_Exercise:_
Look through the data below. Collect every line where the word "exists" occurs.

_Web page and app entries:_
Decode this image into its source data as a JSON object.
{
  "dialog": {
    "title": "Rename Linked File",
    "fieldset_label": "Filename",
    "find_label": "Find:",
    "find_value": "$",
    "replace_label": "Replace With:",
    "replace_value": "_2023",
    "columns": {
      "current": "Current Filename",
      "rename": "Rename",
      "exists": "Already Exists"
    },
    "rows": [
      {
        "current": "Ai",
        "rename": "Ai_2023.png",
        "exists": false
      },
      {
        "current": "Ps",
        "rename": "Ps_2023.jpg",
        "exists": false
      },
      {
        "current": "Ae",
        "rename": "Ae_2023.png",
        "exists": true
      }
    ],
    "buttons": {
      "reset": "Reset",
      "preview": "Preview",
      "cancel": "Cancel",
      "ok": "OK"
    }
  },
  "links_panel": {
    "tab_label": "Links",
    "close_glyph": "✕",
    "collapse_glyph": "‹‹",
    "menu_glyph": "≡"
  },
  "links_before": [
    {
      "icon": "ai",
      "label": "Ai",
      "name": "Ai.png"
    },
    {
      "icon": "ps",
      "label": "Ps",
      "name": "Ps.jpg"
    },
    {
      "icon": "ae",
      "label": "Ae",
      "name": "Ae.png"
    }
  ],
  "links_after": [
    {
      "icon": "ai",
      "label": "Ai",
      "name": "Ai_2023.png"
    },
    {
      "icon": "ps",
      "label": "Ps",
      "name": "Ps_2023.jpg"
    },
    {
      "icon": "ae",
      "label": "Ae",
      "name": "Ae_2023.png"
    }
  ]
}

_Answer section:_
      "exists": "Already Exists"
        "exists": false
        "exists": false
        "exists": true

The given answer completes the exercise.